Bach had been employed briefly in Weimar in 1703 as a teenager. The situation now, five years later, was a completely different one. He had meanwhile grown from apprentice to master and was directly appointed “Cammer und Hoforganist” with a commencing salary of 85 guilders, which supplemented with other earnings, rapidly rose to 160 guilders in his appointed year and to nearly double in 1716. In the meantime, in 1714, he had become concertmaster of the court chapel. During these years more and more pupils applied to him for lessons. Thus Bach was ultimately earning appreciably more than any of his other colleagues in Weimar. Moreover these incomes emphasize the good name and fame which Bach had rapidly achieved in Weimar.
Good wages were very essential because Bach and his young wife Maria Barbara had increased their family by six children between 1708 and 1715, of which only the twins born in 1713 died almost instantly. Both Wilhelm Friedemann and Carl Philipp Emanuel were born in Weimar. An expanding amount of compositions is directly connected to Weimar. It is difficult to pinpoint the number of cantatas written during these years. There must have been many, few of which had traceable dates. It is a different case with the works for organ. The Orgelbüchlein, many of the Chorale Preludes and nearly all the Preludes and Fugues constitute a mere fraction of Bach’s unbelievable production for the organ during these years. In addition, there are many keyboard concertos in the style of Vivaldi, possibly a substantial part of the Brandenburg concertos and finally the seven great keyboard Toccatas.
The influence of the Italian style has been of great importance for the development of Bach’s individual and virtuosic style in all these compositions. It was specifically during these Weimar years that there originated in Bach’s music a characteristic mixture of northern severity and southern virtuosity, of northern thoroughness and southern clarity. The keyboard Toccatas are splendid examples of this. The toccata is originally an improvised piece as ornamented instrumental intonation for polyphonic vocal or instrumental composition.

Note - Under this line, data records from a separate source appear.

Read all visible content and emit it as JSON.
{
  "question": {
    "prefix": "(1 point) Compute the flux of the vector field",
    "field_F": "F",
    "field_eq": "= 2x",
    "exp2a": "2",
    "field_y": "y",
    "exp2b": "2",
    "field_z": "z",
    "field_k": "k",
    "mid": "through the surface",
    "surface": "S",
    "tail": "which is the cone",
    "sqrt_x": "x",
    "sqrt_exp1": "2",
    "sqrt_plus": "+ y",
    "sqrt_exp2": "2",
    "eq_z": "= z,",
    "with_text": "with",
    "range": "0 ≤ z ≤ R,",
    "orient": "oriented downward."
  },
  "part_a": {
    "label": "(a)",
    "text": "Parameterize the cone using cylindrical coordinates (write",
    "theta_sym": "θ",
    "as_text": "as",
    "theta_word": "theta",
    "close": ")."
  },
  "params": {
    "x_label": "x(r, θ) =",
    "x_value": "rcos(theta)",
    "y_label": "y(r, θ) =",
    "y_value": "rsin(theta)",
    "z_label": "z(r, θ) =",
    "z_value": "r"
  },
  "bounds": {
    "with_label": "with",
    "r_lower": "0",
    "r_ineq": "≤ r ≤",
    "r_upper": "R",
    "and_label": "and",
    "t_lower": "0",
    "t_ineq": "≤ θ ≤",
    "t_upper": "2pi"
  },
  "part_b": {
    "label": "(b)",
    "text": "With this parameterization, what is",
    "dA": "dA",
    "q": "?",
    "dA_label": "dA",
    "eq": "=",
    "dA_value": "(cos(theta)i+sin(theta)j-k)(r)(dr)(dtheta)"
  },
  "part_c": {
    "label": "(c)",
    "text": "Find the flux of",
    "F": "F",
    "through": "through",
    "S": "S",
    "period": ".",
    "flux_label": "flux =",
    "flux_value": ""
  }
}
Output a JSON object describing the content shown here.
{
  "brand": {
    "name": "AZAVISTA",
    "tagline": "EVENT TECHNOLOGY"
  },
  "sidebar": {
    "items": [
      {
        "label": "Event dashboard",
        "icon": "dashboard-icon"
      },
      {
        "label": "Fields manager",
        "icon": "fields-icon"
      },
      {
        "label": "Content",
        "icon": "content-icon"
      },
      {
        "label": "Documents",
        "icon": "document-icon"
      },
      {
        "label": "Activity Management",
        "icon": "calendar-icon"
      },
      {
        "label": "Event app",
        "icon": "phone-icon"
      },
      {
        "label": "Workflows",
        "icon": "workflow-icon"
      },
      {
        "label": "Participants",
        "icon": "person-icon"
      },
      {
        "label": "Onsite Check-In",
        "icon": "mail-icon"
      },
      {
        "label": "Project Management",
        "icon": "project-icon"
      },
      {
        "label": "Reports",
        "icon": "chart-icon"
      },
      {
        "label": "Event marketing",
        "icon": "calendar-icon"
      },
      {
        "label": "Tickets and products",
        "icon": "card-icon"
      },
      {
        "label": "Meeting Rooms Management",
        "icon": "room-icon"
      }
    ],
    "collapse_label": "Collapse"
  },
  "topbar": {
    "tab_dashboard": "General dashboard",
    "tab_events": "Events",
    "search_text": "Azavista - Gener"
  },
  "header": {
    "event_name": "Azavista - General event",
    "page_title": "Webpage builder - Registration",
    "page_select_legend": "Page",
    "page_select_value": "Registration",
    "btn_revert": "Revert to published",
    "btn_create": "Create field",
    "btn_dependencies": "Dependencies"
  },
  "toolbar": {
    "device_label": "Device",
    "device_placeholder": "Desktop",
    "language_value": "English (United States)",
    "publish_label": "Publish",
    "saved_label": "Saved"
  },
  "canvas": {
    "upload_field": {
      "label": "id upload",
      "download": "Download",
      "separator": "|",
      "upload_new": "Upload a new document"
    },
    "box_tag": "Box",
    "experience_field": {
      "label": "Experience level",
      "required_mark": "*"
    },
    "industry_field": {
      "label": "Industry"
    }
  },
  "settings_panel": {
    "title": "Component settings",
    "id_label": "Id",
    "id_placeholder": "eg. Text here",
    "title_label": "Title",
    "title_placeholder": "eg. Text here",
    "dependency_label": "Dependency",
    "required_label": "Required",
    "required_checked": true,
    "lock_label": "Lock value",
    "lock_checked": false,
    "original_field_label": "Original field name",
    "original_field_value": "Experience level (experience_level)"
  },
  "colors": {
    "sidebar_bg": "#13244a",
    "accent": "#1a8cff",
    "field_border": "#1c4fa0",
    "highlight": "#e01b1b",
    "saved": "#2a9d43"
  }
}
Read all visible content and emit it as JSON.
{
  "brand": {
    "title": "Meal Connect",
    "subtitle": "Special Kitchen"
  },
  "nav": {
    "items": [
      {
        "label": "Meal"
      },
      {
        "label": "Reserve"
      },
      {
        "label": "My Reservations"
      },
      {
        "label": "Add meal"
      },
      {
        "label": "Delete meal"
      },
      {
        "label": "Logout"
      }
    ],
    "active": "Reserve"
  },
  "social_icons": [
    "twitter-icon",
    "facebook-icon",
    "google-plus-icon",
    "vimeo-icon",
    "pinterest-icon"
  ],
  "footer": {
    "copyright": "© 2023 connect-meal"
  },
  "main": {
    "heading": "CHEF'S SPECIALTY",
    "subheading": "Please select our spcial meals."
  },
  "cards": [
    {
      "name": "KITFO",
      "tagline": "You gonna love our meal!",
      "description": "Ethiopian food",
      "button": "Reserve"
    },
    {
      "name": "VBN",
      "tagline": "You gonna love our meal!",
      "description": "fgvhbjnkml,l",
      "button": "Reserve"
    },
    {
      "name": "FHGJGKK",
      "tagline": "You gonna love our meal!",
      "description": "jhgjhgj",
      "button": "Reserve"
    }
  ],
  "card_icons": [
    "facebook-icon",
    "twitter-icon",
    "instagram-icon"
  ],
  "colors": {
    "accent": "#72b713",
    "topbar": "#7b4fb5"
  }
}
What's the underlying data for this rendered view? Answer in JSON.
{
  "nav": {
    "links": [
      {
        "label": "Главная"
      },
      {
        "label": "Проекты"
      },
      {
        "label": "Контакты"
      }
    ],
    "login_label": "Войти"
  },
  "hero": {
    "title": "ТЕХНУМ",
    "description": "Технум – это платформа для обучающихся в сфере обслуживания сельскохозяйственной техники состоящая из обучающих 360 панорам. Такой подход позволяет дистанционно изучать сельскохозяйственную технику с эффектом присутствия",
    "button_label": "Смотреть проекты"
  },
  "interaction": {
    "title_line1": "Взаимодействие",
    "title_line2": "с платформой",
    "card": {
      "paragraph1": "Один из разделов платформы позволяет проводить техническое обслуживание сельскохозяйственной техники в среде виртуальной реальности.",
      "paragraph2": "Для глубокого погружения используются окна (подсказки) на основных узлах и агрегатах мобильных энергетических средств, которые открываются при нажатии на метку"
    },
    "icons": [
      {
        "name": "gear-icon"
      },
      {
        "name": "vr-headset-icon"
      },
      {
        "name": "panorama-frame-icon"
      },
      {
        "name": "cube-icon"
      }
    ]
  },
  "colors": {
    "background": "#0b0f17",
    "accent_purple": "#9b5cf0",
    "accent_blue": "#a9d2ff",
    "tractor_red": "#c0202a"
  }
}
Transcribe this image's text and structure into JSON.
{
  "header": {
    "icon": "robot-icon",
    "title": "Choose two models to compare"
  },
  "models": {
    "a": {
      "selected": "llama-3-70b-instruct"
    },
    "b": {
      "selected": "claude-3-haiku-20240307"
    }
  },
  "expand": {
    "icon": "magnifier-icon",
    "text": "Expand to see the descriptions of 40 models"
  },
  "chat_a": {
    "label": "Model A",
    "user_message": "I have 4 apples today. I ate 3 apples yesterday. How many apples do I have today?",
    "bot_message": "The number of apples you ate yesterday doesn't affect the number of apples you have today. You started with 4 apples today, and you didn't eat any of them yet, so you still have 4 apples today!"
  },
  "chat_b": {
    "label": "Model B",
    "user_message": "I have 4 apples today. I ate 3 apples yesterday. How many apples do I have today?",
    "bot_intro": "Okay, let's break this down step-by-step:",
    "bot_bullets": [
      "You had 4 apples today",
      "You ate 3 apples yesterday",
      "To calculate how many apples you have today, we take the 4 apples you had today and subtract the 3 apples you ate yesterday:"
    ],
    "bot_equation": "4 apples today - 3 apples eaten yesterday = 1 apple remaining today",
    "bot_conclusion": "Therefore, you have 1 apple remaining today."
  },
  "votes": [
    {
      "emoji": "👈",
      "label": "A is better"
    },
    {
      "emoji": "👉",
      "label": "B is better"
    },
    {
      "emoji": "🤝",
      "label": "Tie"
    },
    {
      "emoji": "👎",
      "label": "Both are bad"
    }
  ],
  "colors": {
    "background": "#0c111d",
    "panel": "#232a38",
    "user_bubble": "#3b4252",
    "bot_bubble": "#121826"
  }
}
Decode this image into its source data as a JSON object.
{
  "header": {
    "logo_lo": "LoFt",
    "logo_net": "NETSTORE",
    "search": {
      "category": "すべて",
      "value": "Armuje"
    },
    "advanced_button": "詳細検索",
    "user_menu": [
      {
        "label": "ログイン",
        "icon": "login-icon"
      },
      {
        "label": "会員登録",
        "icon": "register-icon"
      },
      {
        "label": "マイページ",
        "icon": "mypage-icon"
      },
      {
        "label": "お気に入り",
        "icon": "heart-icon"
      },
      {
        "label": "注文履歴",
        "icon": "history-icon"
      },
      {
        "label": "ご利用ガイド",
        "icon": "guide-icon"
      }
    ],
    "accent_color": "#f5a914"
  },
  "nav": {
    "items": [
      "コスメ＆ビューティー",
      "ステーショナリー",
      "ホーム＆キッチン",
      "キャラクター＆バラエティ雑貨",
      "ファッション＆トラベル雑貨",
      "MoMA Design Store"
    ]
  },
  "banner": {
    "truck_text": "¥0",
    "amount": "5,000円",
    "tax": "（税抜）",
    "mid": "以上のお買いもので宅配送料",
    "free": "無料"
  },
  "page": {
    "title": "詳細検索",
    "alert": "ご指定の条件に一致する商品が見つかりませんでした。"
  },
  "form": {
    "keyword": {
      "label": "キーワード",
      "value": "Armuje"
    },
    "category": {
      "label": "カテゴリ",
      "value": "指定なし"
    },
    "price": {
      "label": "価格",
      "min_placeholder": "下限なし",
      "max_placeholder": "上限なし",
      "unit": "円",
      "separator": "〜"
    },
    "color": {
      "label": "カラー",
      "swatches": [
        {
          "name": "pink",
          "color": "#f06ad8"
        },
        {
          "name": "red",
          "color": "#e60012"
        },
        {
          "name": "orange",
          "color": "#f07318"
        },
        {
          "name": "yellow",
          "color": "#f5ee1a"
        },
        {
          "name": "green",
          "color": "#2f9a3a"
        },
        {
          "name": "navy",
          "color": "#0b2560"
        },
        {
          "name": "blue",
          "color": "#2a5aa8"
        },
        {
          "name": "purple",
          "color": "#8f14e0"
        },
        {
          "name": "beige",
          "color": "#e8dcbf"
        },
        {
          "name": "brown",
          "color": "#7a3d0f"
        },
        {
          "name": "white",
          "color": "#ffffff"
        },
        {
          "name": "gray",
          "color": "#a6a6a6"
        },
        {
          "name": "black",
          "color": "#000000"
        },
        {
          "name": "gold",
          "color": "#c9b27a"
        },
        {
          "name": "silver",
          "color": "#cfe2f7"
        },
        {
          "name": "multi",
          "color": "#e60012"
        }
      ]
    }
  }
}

In the early seventeenth century Praetorius wrote ”a Toccata is an introduction or Prelude which an organist plays on an organ or harpsichord preceding a motet or fugue and in which he improvises with only a few chords and ornaments”.
From the beginning there had existed a connection between phases of brilliant and virtuosic playing and the stricter fugal sections. During the course of the seventeenth century these contrasting elements developed further, either verging towards a broader capriciousness in the real toccata parts, interspersed with a varied procession of fugal intervals comparable to Frescobaldi, Froberger and Muffat, or towards a broader unity between toccatas and fugues as used by Buxtehude, Reineken and eventually Bach. The northern composers also had a tendency to use a simplified form consisting of not more than four parts: toccata-fugue-toccata-fugue and finally two polarly yet complimentary parts: a toccata and a fugue.
Bach’s seven Toccatas (BWV 910-916) written during the years 1707-1712 clearly show different influences. The Italian ritornel style (with its dialogue between solo and tutti) the virtuosic concertante which intermittently had varied changes of intervals and showy complicated modulations which sometimes had special effects, but also the amazingly ingenuous polyphony in many of the fugues and the inclination towards more complex forms and clearer thematic links; all this is a sign of Bach’s unfaltering inventiveness, his ceaseless search for new solutions, for new sounds and above all his unsurpassable control of all the facets of the composer’s craft.
Leo Samama, 1998 (translation Elly Leegte)